Regardless of whether General Motors ends up selling its Saab brand to Dutch sports-car maker Spyker Cars NV – or to anyone else – its apparent demise provides a depressing exclamation mark on a year in which the doomsayers about global automotive overcapacity were finally proven right.
Even during the worldwide, mid-decade economic boom, automotive analysts periodically would point out – and honest industry executives would admit – that automakers were headed for a capacity donnybrook. Even as Asian brands kept building new plants in North America and Europe, and General Motors and the Europeans kept adding capacity in Asia, those doing the relatively simple math kept saying: There’s way too much room to build cars, and sooner or later someone is going to have to pay for it.
Unfortunately, it hit the fan in 2008 and 2009. And GM and Chrysler, through their untimely meltdowns, have ended up bearing the brunt of the world’s massive capacity adjustment.
Still, Saab’s story is particularly poignant in this regard because it’s really the first venerable, standalone global brand that has taken it in the teeth – er, grille. Yes, GM has shed other brands, but Hummer and Saturn never were vital, and Pontiac had faded decades ago.
Saab has a proud heritage that GM slowly strangled with a paucity of new products after it bought the brand outright a couple of decades ago. Originally an aircraft manufacturer, Saab began building automobiles in 1949.
“Saab’s quirky designs and mastery of turbocharging gained it an international following,” as AutoTrader.com wrote in its summary about the brand. “Over the years, Saab also produced a bunch of industry firsts in technology, including ignition locks positioned on the front console instead of the steering wheel for better logic and more safety, cabin-air filters, electrical heated seats, and side- and rear-impact crash protection. During the Eighties, Saab cars gained popularity in America as a favorite choice of upscale young consumers looking for a way to distinguish themselves from the mainstream.”
Nowadays, however, consumers already are prepared to move on if Saab ultimately conks out. BMW, Audi, and Volvo could be the biggest immediate brand winners among Saab shoppers who also considered other brands while browsing for Saabs lately, said AutoTrader.com.
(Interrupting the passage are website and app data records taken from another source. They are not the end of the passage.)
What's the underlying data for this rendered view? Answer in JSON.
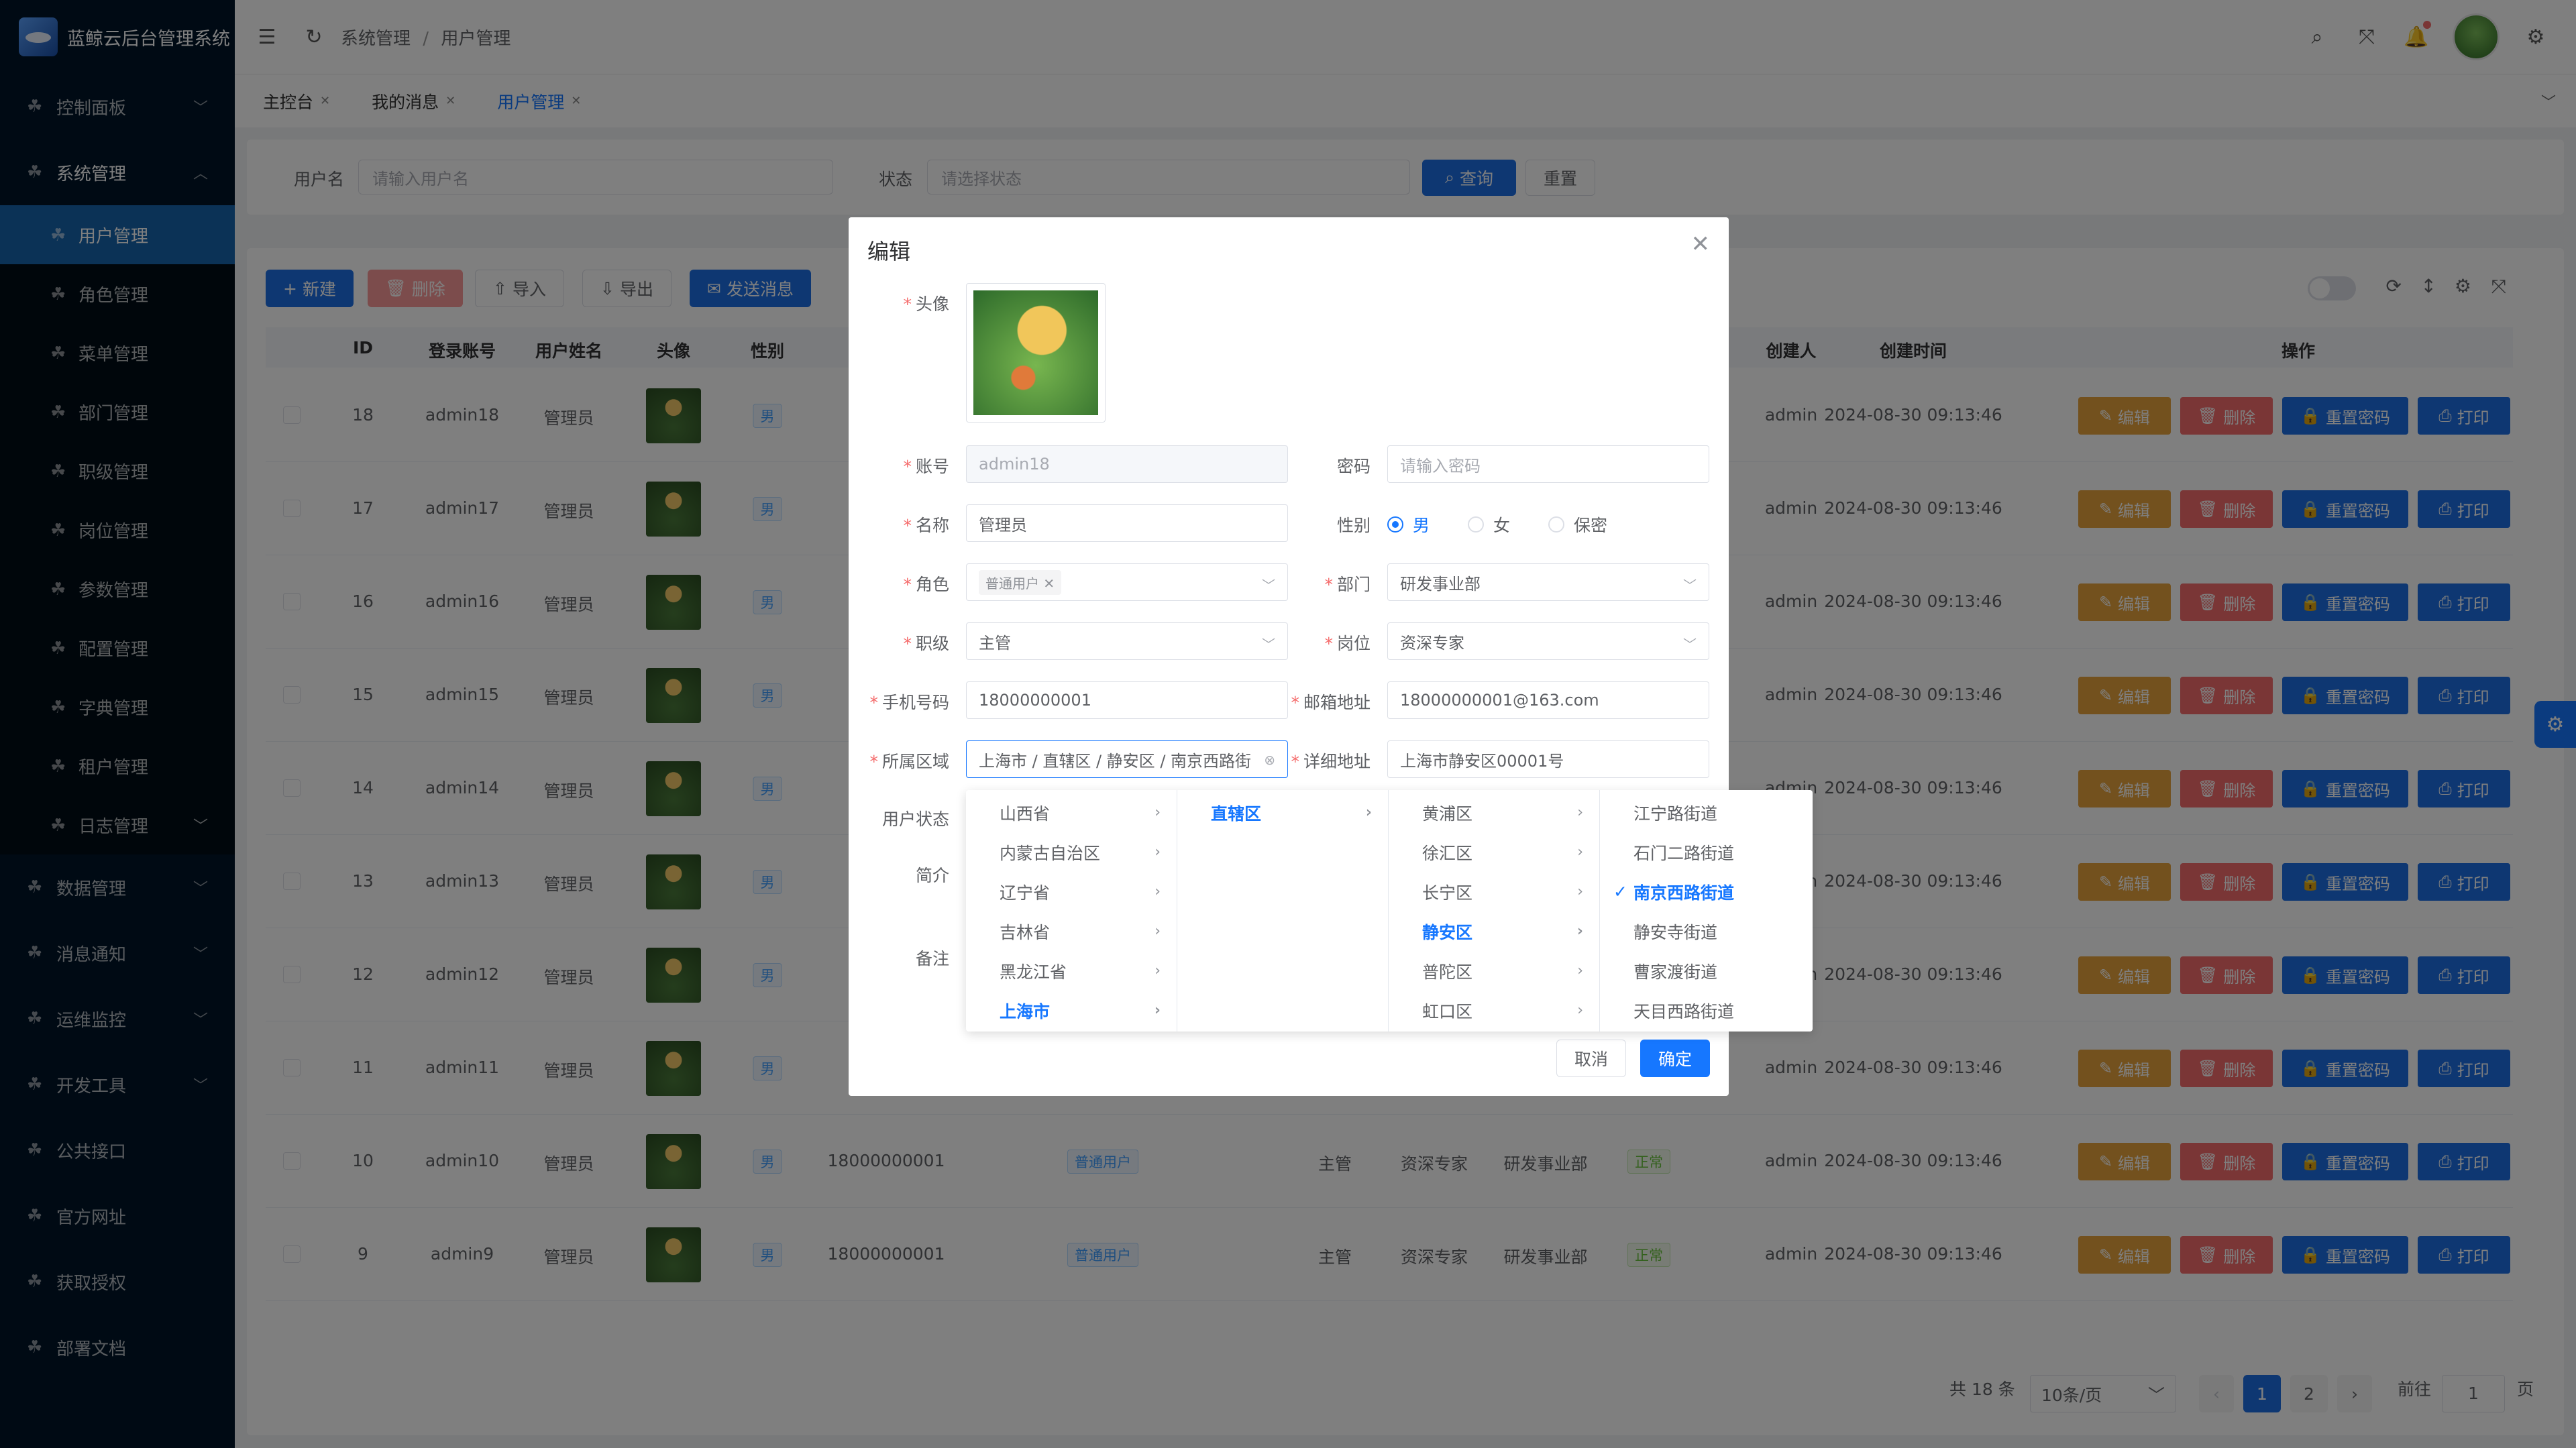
{
  "app": {
    "title": "蓝鲸云后台管理系统"
  },
  "sidebar": {
    "items": [
      {
        "label": "控制面板",
        "expanded": false
      },
      {
        "label": "系统管理",
        "expanded": true
      }
    ],
    "sub_items": [
      "用户管理",
      "角色管理",
      "菜单管理",
      "部门管理",
      "职级管理",
      "岗位管理",
      "参数管理",
      "配置管理",
      "字典管理",
      "租户管理",
      "日志管理"
    ],
    "bottom_items": [
      "数据管理",
      "消息通知",
      "运维监控",
      "开发工具",
      "公共接口",
      "官方网址",
      "获取授权",
      "部署文档"
    ]
  },
  "header": {
    "breadcrumb_1": "系统管理",
    "breadcrumb_sep": "/",
    "breadcrumb_2": "用户管理"
  },
  "tabs": [
    {
      "label": "主控台",
      "active": false
    },
    {
      "label": "我的消息",
      "active": false
    },
    {
      "label": "用户管理",
      "active": true
    }
  ],
  "search": {
    "username_label": "用户名",
    "username_placeholder": "请输入用户名",
    "status_label": "状态",
    "status_placeholder": "请选择状态",
    "query_label": "查询",
    "reset_label": "重置"
  },
  "toolbar": {
    "new": "新建",
    "delete": "删除",
    "import": "导入",
    "export": "导出",
    "send": "发送消息"
  },
  "table": {
    "headers": {
      "id": "ID",
      "account": "登录账号",
      "name": "用户姓名",
      "avatar": "头像",
      "gender": "性别",
      "creator": "创建人",
      "created": "创建时间",
      "actions": "操作"
    },
    "rows": [
      {
        "id": "18",
        "account": "admin18",
        "name": "管理员",
        "gender": "男",
        "creator": "admin",
        "created": "2024-08-30 09:13:46"
      },
      {
        "id": "17",
        "account": "admin17",
        "name": "管理员",
        "gender": "男",
        "creator": "admin",
        "created": "2024-08-30 09:13:46"
      },
      {
        "id": "16",
        "account": "admin16",
        "name": "管理员",
        "gender": "男",
        "creator": "admin",
        "created": "2024-08-30 09:13:46"
      },
      {
        "id": "15",
        "account": "admin15",
        "name": "管理员",
        "gender": "男",
        "creator": "admin",
        "created": "2024-08-30 09:13:46"
      },
      {
        "id": "14",
        "account": "admin14",
        "name": "管理员",
        "gender": "男",
        "creator": "admin",
        "created": "2024-08-30 09:13:46"
      },
      {
        "id": "13",
        "account": "admin13",
        "name": "管理员",
        "gender": "男",
        "creator": "admin",
        "created": "2024-08-30 09:13:46"
      },
      {
        "id": "12",
        "account": "admin12",
        "name": "管理员",
        "gender": "男",
        "creator": "admin",
        "created": "2024-08-30 09:13:46"
      },
      {
        "id": "11",
        "account": "admin11",
        "name": "管理员",
        "gender": "男",
        "creator": "admin",
        "created": "2024-08-30 09:13:46"
      },
      {
        "id": "10",
        "account": "admin10",
        "name": "管理员",
        "gender": "男",
        "phone": "18000000001",
        "role": "普通用户",
        "level": "主管",
        "post": "资深专家",
        "dept": "研发事业部",
        "status": "正常",
        "creator": "admin",
        "created": "2024-08-30 09:13:46"
      },
      {
        "id": "9",
        "account": "admin9",
        "name": "管理员",
        "gender": "男",
        "phone": "18000000001",
        "role": "普通用户",
        "level": "主管",
        "post": "资深专家",
        "dept": "研发事业部",
        "status": "正常",
        "creator": "admin",
        "created": "2024-08-30 09:13:46"
      }
    ],
    "actions": {
      "edit": "编辑",
      "delete": "删除",
      "reset": "重置密码",
      "print": "打印"
    }
  },
  "pagination": {
    "total": "共 18 条",
    "page_size": "10条/页",
    "pages": [
      "1",
      "2"
    ],
    "current": "1",
    "goto_label": "前往",
    "goto_value": "1",
    "page_unit": "页"
  },
  "dialog": {
    "title": "编辑",
    "avatar_label": "头像",
    "account_label": "账号",
    "account_value": "admin18",
    "password_label": "密码",
    "password_placeholder": "请输入密码",
    "name_label": "名称",
    "name_value": "管理员",
    "gender_label": "性别",
    "gender_options": [
      "男",
      "女",
      "保密"
    ],
    "gender_selected": "男",
    "role_label": "角色",
    "role_tag": "普通用户",
    "dept_label": "部门",
    "dept_value": "研发事业部",
    "level_label": "职级",
    "level_value": "主管",
    "post_label": "岗位",
    "post_value": "资深专家",
    "phone_label": "手机号码",
    "phone_value": "18000000001",
    "email_label": "邮箱地址",
    "email_value": "18000000001@163.com",
    "region_label": "所属区域",
    "region_value": "上海市 / 直辖区 / 静安区 / 南京西路街",
    "address_label": "详细地址",
    "address_value": "上海市静安区00001号",
    "status_label": "用户状态",
    "intro_label": "简介",
    "remark_label": "备注",
    "cancel": "取消",
    "confirm": "确定"
  },
  "cascader": {
    "col1": [
      "山西省",
      "内蒙古自治区",
      "辽宁省",
      "吉林省",
      "黑龙江省",
      "上海市"
    ],
    "col1_selected": "上海市",
    "col2": [
      "直辖区"
    ],
    "col2_selected": "直辖区",
    "col3": [
      "黄浦区",
      "徐汇区",
      "长宁区",
      "静安区",
      "普陀区",
      "虹口区"
    ],
    "col3_selected": "静安区",
    "col4": [
      "江宁路街道",
      "石门二路街道",
      "南京西路街道",
      "静安寺街道",
      "曹家渡街道",
      "天目西路街道"
    ],
    "col4_selected": "南京西路街道"
  },
  "colors": {
    "primary": "#1677ff",
    "sidebar": "#001529",
    "danger": "#f56c6c",
    "warning": "#e6a23c"
  }
}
Added AutoTrader.com President and CEO Chip Perry: "As the Saab brand is shut down, it is likely many of those buyers will gravitate to those other European brands, although our shopper activity on AutoTrader.com shows Saab buyers are also interested in some American and Japanese brands."